Like many books published at a time when book news is increasingly rare (at least through traditional media), I was not aware of Challenging Traditions until I saw it at the VAG gift shop. A quick flip-through revealed the usual names and practices, as well as some surprises – the biggest being an omission.
Absent from Challenging Traditions is the work of Vancouver-based Dunne-za artist Brian Jungen, one of the best-known and most innovative younger artists working out of Vancouver today. That “innovation,” along with “technical accomplishment” and a “clearly developed style of their own,” are touchstones for inclusion does not, according to Thom’s “Preface”, apply to Jungen, whom he feels is “more inflected by conceptual and environmental concerns than aesthetic languages of his ancestry.”
What a strange claim. From Jungen’s masterful inversion of Nike trainers into Kwakwaka’wakw masks to his whale skeletons made of blow-moulded plastic chairs, Jungen fulfills these criteria, and more. But if not, why then does Thom not devote a section of his book to elaborate his argument? I would much rather read that than have to endure Sonny Assu’s literalist re-inscriptions of the Coca Cola logo into “Coast Salish” -- especially in the wake of the cease and desist order issued by Starbuck’s against the Haida Gwaii-based coffee merchant, Haidabucks. What is Assu adding to the conversation that has not already been enacted through litigation’s theatre?
But what is most disturbing, at least to my mind, is reading Thom’s exclusion in relation to Doris Shadbolt’s historic proposition: that art made by First Nations artists today be seen as contemporary art. For Shadbolt, Jungen must have been the artist she was waiting for when conceptualizing her 1967 Arts of the Raven exhibition, an artist that drew from, and reflected, both local and international histories. To exclude Jungen because he is in dialogue with – and making material of – Western art history not only diminishes the relevance of Challenging Traditions but the work of those included, such as Coast Salish artist Lawrence Paul Yuxweluptun, who, through his deliberately modernist extrapolation of the ovoid, brought depth to a painting practice that was, by the mid-1990s, on the verge of pasteurization.

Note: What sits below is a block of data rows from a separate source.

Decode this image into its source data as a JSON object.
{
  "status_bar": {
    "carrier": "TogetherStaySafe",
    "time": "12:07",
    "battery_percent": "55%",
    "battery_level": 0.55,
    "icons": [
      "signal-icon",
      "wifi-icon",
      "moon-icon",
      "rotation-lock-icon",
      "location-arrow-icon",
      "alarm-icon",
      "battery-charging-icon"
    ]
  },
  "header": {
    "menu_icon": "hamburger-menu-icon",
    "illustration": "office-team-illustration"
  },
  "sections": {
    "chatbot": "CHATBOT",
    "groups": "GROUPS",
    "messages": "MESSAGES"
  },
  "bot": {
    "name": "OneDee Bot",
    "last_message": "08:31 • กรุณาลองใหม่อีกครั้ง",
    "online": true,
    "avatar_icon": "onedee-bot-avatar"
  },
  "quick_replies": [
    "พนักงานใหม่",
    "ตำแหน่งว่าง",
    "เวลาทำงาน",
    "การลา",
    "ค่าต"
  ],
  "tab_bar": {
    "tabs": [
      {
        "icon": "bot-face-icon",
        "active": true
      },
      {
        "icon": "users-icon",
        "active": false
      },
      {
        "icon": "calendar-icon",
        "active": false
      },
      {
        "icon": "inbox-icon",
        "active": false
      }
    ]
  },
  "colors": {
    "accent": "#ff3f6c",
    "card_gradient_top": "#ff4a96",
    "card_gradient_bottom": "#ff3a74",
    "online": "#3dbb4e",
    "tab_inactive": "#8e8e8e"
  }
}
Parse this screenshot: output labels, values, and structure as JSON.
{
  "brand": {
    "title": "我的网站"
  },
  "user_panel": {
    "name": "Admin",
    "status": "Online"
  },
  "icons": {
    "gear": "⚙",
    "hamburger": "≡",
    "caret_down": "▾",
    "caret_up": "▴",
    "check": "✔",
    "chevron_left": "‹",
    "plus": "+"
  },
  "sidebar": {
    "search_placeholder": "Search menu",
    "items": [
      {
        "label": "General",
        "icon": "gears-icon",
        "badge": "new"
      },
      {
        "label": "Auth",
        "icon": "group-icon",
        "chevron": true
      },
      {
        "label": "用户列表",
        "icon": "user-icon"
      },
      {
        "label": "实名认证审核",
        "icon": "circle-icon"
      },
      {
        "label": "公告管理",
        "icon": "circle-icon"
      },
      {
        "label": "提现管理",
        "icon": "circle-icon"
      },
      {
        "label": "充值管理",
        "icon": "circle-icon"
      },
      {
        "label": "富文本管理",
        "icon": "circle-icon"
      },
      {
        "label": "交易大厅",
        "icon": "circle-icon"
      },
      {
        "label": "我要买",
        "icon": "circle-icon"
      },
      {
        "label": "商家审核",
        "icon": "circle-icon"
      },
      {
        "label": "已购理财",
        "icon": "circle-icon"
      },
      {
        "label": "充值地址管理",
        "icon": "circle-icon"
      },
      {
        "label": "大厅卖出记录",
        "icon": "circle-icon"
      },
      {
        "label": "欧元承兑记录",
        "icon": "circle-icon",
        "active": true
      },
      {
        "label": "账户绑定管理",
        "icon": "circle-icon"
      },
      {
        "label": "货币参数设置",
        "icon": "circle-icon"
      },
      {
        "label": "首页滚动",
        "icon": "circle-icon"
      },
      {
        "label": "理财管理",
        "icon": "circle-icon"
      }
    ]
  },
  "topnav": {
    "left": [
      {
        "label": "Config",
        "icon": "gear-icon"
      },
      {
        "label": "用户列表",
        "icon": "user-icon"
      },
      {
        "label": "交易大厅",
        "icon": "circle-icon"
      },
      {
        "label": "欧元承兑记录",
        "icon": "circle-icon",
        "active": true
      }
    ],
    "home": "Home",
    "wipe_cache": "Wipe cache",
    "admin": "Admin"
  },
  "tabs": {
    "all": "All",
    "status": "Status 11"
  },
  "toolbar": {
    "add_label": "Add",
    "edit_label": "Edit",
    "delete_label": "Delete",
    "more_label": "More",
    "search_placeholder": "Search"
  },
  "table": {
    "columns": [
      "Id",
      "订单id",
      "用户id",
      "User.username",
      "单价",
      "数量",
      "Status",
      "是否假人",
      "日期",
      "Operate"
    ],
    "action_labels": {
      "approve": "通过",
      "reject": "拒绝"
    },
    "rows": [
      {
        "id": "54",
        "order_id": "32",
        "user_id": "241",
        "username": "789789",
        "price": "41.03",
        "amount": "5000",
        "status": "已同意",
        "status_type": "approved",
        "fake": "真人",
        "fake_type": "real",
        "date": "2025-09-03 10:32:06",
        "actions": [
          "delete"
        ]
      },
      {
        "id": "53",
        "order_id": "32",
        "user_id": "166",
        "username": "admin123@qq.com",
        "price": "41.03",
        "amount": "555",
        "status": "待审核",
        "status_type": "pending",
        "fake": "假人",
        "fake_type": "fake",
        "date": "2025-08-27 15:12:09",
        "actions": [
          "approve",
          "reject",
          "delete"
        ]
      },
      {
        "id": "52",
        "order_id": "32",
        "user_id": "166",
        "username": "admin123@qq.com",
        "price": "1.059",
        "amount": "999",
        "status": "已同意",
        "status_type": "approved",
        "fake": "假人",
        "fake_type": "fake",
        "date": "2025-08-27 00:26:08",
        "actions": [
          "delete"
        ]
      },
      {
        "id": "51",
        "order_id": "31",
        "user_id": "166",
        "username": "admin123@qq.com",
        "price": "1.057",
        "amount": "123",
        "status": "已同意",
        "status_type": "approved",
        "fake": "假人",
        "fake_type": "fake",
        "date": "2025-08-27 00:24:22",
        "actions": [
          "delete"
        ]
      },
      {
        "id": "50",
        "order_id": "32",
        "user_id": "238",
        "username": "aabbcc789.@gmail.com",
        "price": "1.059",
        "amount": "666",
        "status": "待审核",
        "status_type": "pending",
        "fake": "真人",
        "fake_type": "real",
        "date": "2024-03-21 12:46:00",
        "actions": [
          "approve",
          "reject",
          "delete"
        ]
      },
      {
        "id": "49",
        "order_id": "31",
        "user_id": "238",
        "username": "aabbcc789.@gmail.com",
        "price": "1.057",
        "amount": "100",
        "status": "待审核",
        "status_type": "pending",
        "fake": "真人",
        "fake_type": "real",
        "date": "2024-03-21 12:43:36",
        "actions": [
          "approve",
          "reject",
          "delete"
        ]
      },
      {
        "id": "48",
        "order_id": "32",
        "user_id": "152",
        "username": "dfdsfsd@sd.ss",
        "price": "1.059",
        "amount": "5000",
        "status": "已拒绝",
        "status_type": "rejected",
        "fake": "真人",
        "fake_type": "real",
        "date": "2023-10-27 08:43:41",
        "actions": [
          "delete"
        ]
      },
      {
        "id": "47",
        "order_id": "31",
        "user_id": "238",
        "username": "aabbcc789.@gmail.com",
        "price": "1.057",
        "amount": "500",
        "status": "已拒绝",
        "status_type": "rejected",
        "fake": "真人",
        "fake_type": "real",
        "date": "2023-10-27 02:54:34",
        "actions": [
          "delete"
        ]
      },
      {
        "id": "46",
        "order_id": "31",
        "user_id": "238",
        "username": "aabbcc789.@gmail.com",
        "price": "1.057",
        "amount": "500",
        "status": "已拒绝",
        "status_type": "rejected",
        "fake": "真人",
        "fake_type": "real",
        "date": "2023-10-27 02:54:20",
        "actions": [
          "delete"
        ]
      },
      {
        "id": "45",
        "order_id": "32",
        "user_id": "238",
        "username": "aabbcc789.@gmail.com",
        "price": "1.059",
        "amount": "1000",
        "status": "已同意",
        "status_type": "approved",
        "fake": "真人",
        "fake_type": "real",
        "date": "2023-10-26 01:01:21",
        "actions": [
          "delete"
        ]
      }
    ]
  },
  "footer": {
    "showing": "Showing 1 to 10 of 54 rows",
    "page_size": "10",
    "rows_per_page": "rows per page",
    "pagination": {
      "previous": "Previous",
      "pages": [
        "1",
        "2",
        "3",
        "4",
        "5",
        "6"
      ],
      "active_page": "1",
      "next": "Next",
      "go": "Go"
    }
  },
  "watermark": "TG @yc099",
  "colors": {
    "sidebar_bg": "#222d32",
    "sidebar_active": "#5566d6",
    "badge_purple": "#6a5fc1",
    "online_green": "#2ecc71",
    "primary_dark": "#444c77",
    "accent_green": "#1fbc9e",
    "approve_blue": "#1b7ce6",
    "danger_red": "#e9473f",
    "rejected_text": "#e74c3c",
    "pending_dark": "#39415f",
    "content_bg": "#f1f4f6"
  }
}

Of course I say all this without citing another of the book's exclusions, Rebecca Belmore, an Anishinabe performance-based artist who has been living and working out of Vancouver for the past ten years. Unlike Jungen, she goes unmentioned.